### Record extracts
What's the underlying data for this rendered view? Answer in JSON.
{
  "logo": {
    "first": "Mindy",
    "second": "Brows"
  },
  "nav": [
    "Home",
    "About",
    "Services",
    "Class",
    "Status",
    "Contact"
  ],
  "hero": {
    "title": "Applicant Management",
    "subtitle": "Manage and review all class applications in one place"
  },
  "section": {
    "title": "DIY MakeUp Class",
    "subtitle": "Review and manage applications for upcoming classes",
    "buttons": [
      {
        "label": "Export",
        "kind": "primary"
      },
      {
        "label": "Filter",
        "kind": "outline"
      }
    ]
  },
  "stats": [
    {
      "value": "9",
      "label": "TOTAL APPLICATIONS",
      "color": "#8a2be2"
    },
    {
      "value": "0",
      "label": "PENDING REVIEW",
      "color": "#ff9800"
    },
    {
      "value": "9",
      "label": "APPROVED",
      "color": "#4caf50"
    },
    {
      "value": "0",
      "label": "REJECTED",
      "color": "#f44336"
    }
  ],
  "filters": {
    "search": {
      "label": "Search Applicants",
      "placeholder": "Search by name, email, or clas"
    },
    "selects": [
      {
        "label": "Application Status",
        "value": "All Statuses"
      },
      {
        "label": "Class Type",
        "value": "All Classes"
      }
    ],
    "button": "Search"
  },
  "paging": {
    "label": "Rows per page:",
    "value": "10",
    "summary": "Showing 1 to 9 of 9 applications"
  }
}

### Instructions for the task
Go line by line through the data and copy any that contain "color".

### Exercise solution
      "color": "#8a2be2"
      "color": "#ff9800"
      "color": "#4caf50"
      "color": "#f44336"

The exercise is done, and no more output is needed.